Data records for software interfaces:
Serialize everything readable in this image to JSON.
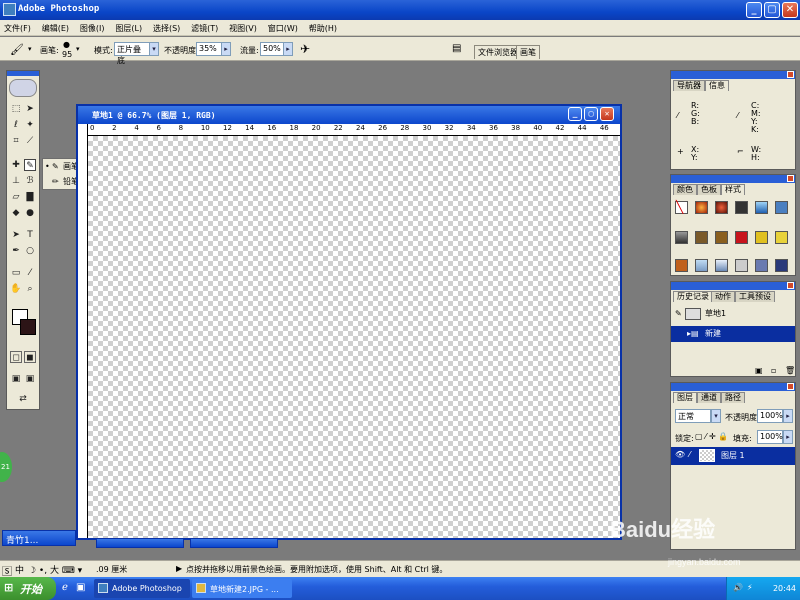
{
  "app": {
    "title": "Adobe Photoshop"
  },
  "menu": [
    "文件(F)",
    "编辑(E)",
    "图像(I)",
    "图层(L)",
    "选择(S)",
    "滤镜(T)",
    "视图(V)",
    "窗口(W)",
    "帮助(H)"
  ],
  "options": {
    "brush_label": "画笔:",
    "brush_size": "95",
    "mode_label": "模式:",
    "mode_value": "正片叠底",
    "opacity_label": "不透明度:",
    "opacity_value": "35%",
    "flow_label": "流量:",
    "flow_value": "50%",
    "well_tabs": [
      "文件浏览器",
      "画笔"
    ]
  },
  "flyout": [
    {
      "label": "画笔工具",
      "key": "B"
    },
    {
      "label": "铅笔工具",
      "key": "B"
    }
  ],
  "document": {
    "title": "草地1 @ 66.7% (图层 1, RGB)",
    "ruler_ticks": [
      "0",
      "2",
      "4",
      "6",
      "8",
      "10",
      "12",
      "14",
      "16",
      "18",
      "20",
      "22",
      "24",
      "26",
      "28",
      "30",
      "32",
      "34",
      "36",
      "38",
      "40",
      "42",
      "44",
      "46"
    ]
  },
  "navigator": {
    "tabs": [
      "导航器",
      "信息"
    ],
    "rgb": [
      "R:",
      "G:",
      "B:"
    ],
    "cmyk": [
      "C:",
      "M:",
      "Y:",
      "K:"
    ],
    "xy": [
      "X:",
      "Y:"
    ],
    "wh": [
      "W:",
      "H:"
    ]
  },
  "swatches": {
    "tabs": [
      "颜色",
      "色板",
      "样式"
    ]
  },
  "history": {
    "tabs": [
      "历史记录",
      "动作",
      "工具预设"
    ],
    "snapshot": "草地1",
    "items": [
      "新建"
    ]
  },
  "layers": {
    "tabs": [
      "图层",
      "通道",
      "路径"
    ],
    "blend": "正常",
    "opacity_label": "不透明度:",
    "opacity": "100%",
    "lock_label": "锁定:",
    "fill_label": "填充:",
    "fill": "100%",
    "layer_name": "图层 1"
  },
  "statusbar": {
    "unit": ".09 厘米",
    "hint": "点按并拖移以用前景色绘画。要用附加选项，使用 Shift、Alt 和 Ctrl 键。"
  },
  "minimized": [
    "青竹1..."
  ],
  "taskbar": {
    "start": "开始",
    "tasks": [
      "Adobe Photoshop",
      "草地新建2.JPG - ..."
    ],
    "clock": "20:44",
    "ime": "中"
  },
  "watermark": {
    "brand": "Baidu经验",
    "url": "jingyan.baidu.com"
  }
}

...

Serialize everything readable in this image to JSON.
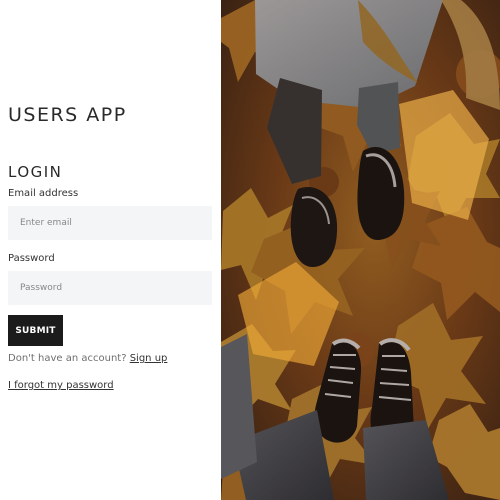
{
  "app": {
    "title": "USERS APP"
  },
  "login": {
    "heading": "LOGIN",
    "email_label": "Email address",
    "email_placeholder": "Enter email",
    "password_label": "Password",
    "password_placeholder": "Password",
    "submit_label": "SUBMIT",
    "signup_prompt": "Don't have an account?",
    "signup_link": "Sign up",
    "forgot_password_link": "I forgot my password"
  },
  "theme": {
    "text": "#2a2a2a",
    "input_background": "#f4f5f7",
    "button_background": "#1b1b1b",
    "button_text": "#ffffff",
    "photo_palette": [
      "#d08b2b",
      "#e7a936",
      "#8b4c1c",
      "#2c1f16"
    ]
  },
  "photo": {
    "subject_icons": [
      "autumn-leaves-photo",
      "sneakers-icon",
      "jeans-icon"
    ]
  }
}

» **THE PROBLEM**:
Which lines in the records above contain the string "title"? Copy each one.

» **EXPECTED ANSWER**:
    "title": "Adobe Photoshop"
    "title": "草地1 @ 66.7% (图层 1, RGB)",
    "title": "USERS APP"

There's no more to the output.